**Input data**
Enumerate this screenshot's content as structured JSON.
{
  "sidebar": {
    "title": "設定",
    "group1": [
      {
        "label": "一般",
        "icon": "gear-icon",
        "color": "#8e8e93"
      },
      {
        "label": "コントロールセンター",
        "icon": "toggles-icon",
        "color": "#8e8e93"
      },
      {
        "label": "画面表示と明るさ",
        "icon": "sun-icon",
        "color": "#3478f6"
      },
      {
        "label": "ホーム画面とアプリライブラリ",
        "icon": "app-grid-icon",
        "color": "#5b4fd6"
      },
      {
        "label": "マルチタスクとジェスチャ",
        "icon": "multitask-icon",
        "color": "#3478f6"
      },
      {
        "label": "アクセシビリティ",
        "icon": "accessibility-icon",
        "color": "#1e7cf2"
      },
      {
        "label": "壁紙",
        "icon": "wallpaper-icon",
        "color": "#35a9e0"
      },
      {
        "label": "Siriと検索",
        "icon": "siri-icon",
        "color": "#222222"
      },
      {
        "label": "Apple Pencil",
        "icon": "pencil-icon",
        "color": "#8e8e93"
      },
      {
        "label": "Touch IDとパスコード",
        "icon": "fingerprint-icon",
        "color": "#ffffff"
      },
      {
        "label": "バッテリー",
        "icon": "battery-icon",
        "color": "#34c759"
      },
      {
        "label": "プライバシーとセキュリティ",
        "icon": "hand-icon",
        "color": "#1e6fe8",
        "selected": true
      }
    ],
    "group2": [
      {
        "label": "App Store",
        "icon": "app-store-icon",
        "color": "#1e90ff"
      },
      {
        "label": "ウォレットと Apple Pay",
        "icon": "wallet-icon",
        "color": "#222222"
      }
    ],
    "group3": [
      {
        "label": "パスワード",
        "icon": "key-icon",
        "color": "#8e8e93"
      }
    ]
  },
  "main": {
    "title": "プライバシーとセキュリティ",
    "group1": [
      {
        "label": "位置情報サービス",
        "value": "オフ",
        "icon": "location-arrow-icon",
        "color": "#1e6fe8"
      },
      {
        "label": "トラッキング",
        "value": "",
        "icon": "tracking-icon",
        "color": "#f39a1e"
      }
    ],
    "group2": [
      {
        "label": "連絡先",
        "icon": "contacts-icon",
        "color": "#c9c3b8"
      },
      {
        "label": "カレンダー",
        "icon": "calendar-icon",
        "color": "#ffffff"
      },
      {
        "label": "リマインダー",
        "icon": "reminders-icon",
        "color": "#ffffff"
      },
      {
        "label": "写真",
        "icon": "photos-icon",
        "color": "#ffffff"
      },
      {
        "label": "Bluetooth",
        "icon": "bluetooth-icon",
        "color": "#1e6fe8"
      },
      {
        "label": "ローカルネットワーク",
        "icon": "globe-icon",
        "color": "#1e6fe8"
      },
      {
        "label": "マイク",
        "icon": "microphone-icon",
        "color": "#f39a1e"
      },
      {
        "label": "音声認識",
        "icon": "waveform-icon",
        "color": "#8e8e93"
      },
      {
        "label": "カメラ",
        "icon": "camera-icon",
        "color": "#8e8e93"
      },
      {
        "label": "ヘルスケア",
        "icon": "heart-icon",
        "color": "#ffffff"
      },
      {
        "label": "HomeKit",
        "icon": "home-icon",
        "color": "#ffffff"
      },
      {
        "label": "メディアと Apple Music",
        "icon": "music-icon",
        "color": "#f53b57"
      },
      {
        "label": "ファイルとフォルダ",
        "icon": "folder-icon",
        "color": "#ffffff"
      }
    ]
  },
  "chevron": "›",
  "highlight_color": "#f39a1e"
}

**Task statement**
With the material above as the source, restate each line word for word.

**Written response**
Enumerate this screenshot's content as structured JSON.
{
  "sidebar": {
    "title": "設定",
    "group1": [
      {
        "label": "一般",
        "icon": "gear-icon",
        "color": "#8e8e93"
      },
      {
        "label": "コントロールセンター",
        "icon": "toggles-icon",
        "color": "#8e8e93"
      },
      {
        "label": "画面表示と明るさ",
        "icon": "sun-icon",
        "color": "#3478f6"
      },
      {
        "label": "ホーム画面とアプリライブラリ",
        "icon": "app-grid-icon",
        "color": "#5b4fd6"
      },
      {
        "label": "マルチタスクとジェスチャ",
        "icon": "multitask-icon",
        "color": "#3478f6"
      },
      {
        "label": "アクセシビリティ",
        "icon": "accessibility-icon",
        "color": "#1e7cf2"
      },
      {
        "label": "壁紙",
        "icon": "wallpaper-icon",
        "color": "#35a9e0"
      },
      {
        "label": "Siriと検索",
        "icon": "siri-icon",
        "color": "#222222"
      },
      {
        "label": "Apple Pencil",
        "icon": "pencil-icon",
        "color": "#8e8e93"
      },
      {
        "label": "Touch IDとパスコード",
        "icon": "fingerprint-icon",
        "color": "#ffffff"
      },
      {
        "label": "バッテリー",
        "icon": "battery-icon",
        "color": "#34c759"
      },
      {
        "label": "プライバシーとセキュリティ",
        "icon": "hand-icon",
        "color": "#1e6fe8",
        "selected": true
      }
    ],
    "group2": [
      {
        "label": "App Store",
        "icon": "app-store-icon",
        "color": "#1e90ff"
      },
      {
        "label": "ウォレットと Apple Pay",
        "icon": "wallet-icon",
        "color": "#222222"
      }
    ],
    "group3": [
      {
        "label": "パスワード",
        "icon": "key-icon",
        "color": "#8e8e93"
      }
    ]
  },
  "main": {
    "title": "プライバシーとセキュリティ",
    "group1": [
      {
        "label": "位置情報サービス",
        "value": "オフ",
        "icon": "location-arrow-icon",
        "color": "#1e6fe8"
      },
      {
        "label": "トラッキング",
        "value": "",
        "icon": "tracking-icon",
        "color": "#f39a1e"
      }
    ],
    "group2": [
      {
        "label": "連絡先",
        "icon": "contacts-icon",
        "color": "#c9c3b8"
      },
      {
        "label": "カレンダー",
        "icon": "calendar-icon",
        "color": "#ffffff"
      },
      {
        "label": "リマインダー",
        "icon": "reminders-icon",
        "color": "#ffffff"
      },
      {
        "label": "写真",
        "icon": "photos-icon",
        "color": "#ffffff"
      },
      {
        "label": "Bluetooth",
        "icon": "bluetooth-icon",
        "color": "#1e6fe8"
      },
      {
        "label": "ローカルネットワーク",
        "icon": "globe-icon",
        "color": "#1e6fe8"
      },
      {
        "label": "マイク",
        "icon": "microphone-icon",
        "color": "#f39a1e"
      },
      {
        "label": "音声認識",
        "icon": "waveform-icon",
        "color": "#8e8e93"
      },
      {
        "label": "カメラ",
        "icon": "camera-icon",
        "color": "#8e8e93"
      },
      {
        "label": "ヘルスケア",
        "icon": "heart-icon",
        "color": "#ffffff"
      },
      {
        "label": "HomeKit",
        "icon": "home-icon",
        "color": "#ffffff"
      },
      {
        "label": "メディアと Apple Music",
        "icon": "music-icon",
        "color": "#f53b57"
      },
      {
        "label": "ファイルとフォルダ",
        "icon": "folder-icon",
        "color": "#ffffff"
      }
    ]
  },
  "chevron": "›",
  "highlight_color": "#f39a1e"
}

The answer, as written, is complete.